Double, double, oil, and trouble...
The two leaders agree on so much – commitment to the war effort in Afghanistan; BP needs to pay for the oil cleanup in the Gulf of Mexico and that it was wrong to release the convicted Lockerbie bomber Abdel Basset al-Megrahi.
A special meeting of the Special Relationship.
David Cameron has been on his first visit to Washington as British prime minister to meet Barack Obama, the US president.
He's hitting all the big day-trips spots, but his schedule must be tight - there are no plans to take in some sun in the Gulf of Mexico.
The two leaders agree on so much - commitment to the war effort in Afghanistan; BP needs to pay for the oil cleanup in the Gulf of Mexico and that it was wrong to release the convicted Lockerbie bomber Abdel Basset al-Megrahi.
But in a Special Relationship, you have to find ways to get through your disagreements as well as tout your synergy.
For example, Washington doesn't like Britain's decision to withdraw troops from Afghanistan by 2015. They disagree on whether to spend or slash on the road to economic recovery and BP is a barrel of mess - Louisiana fishermen vs BP pensioners and US expectations vs the future of a major British company.
As if the friends needed something else to overshadow their visit. They’ll be discussing allegations that BP pressed for the release of al-Megrahi.
In 1988, Pan-Am flight 103 was brought down by a bomb killing all 259 people onboard. Megrahi was the only person ever convicted in that case.
Cameron pounced on the controversy in a National Public Radio interview on Tuesday morning.
"Let’s be clear about who released al-Megrahi. It was a government decision in the UK. It was a wrong decision; it wasn't the decision of BP, it was the decision of Scottish ministers."
But the sore point keeps getting worse.
A US senate committee will hold a hearing next week on BP’s alleged role in the Megrahi case and a number of senators wrote to Cameron last week calling for an inquiry into BP’s alleged involvement, a call echoed by Hillary Clinton, the US secretary of state.
The senators will be meeting the British PM on Monday evening at the ambassador’s residence. Who is he going to defend at that meeting - the British government or BP?
Obama has to walk a fine line here too. For the domestic audience, he needs to come down hard on BP. Congressional elections are less than four months away, and Obama has to deliver to voters on some big issues if he’s to keep his majority in both the House and the senate.

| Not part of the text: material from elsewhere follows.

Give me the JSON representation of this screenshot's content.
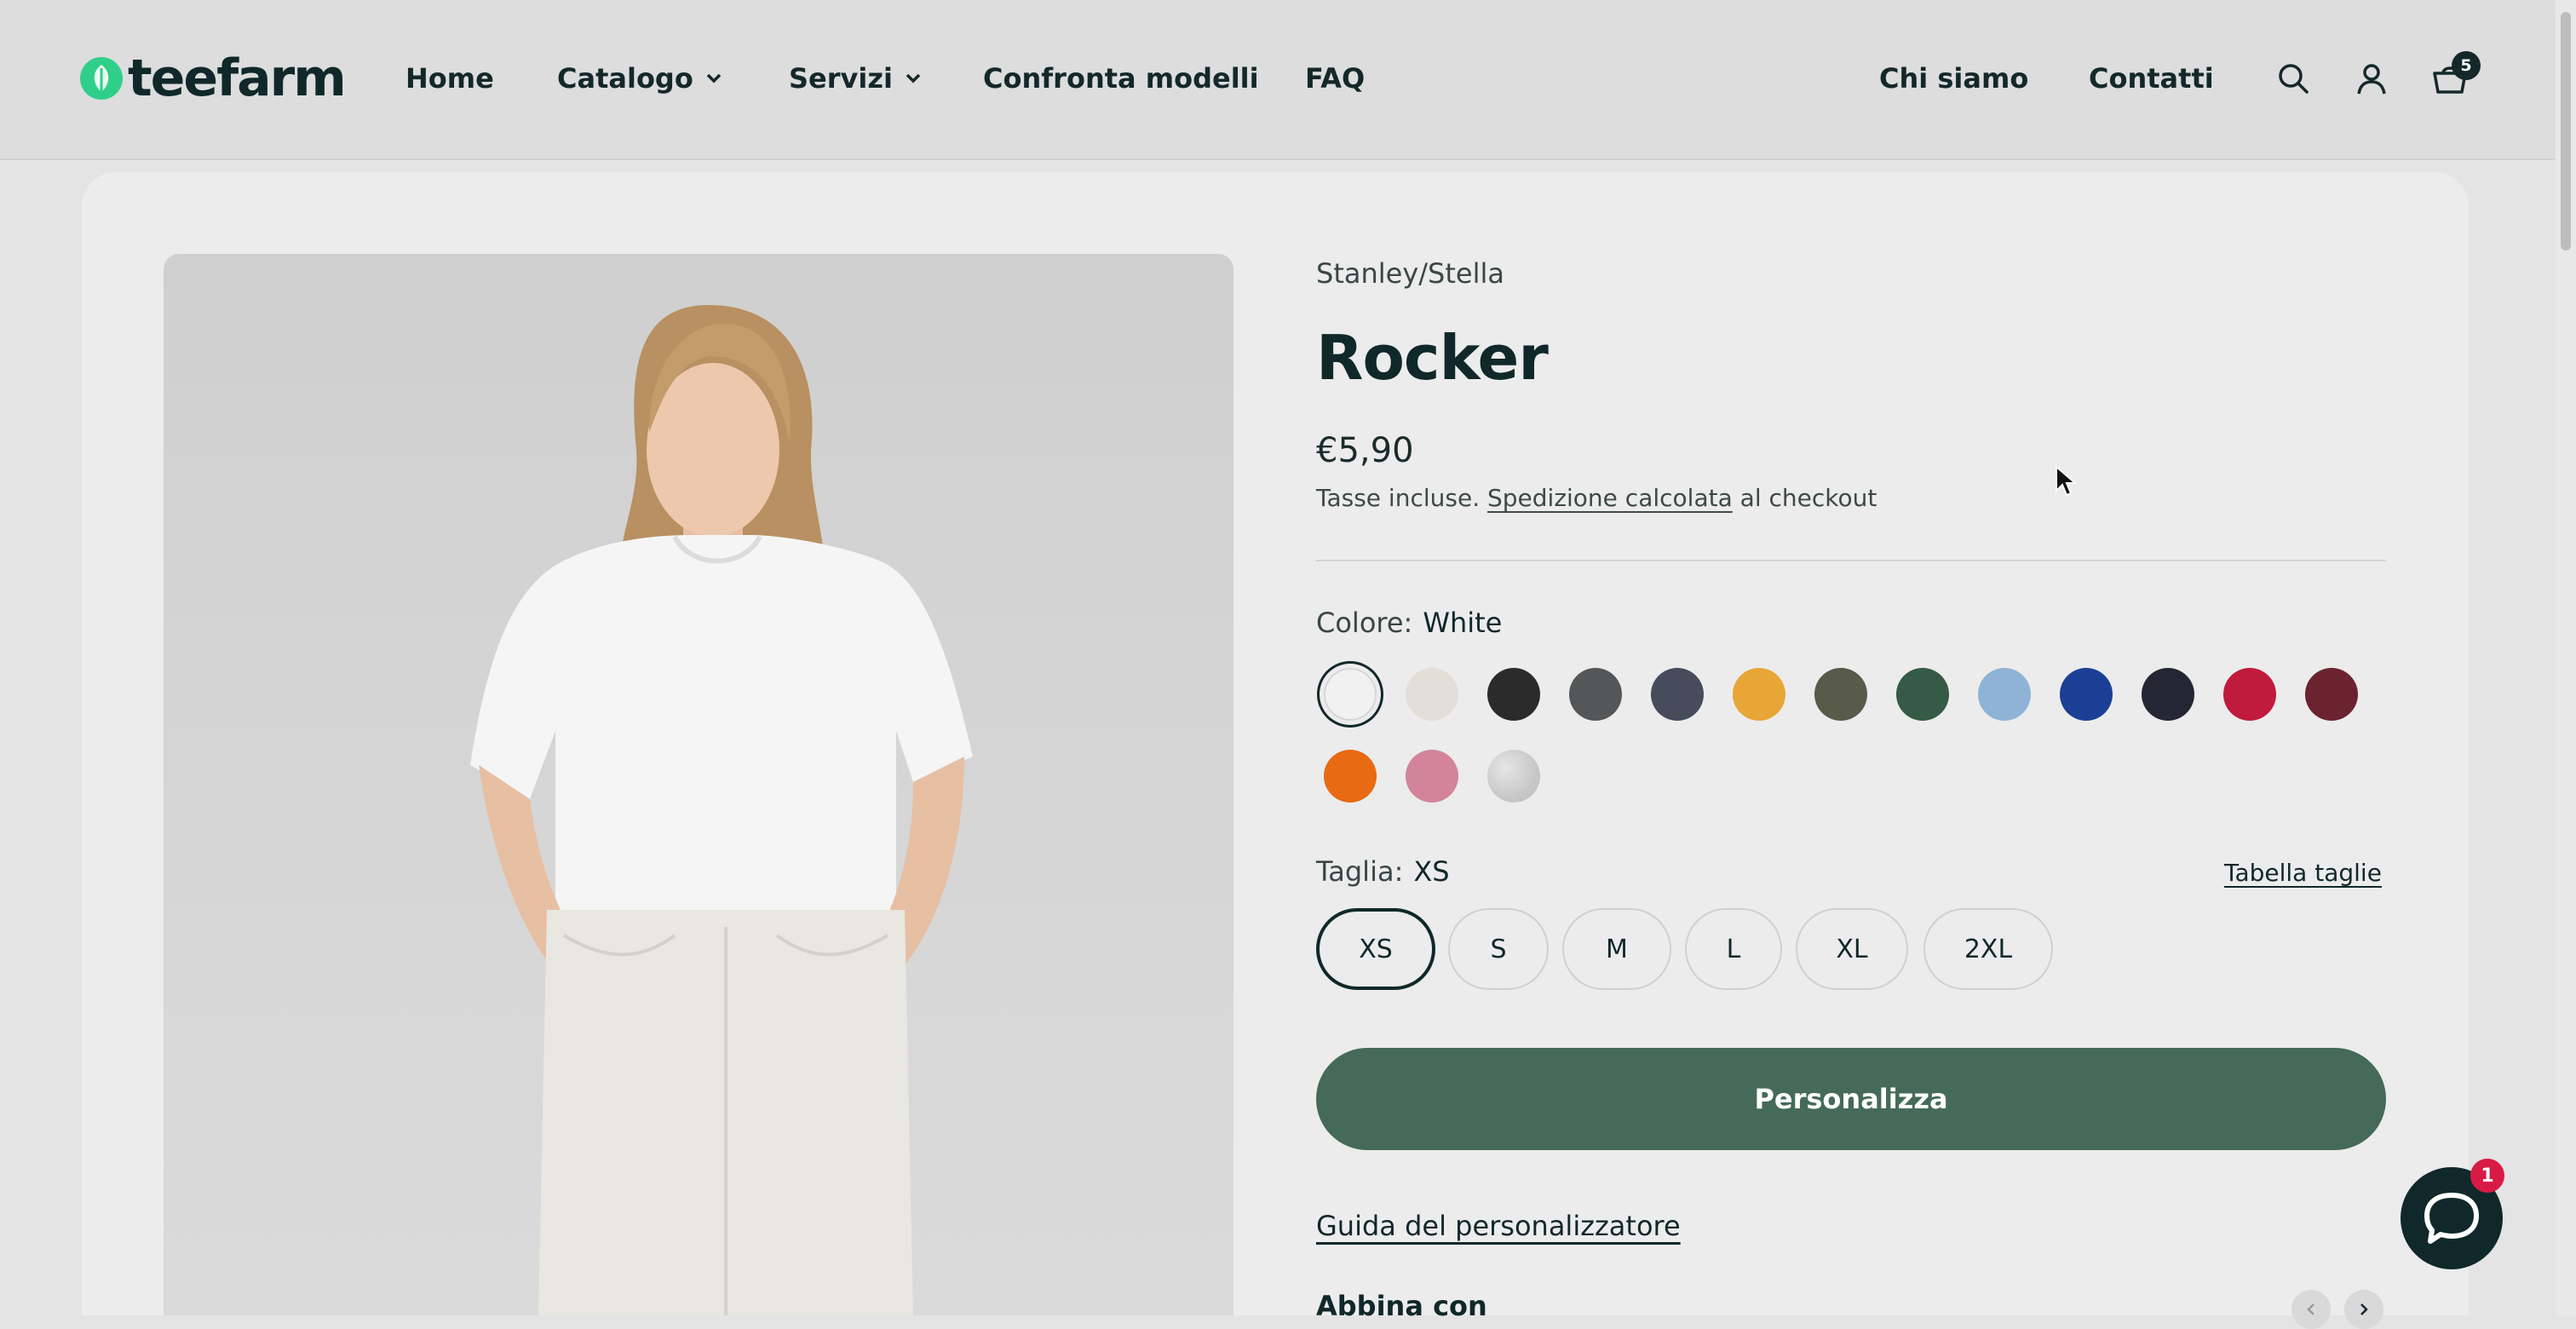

And Americans want to see BP pay. A recent Washington Post/ABC News poll shows 51 per cent of Americans want the US government to pursue criminal charges against BP for the environmental calamity in the Gulf of Mexico.
Obama is certainly aware of the public anger and has even vented some of his own at the oil giant. So the friendly meeting could get off to an unfriendly start.
Watch my Twitter account for more updates on the Obama/Cameron meeting during their press conference at 18GMT or 2pm here in Washington. You can also watch the full presser live on Al Jazeera English TV.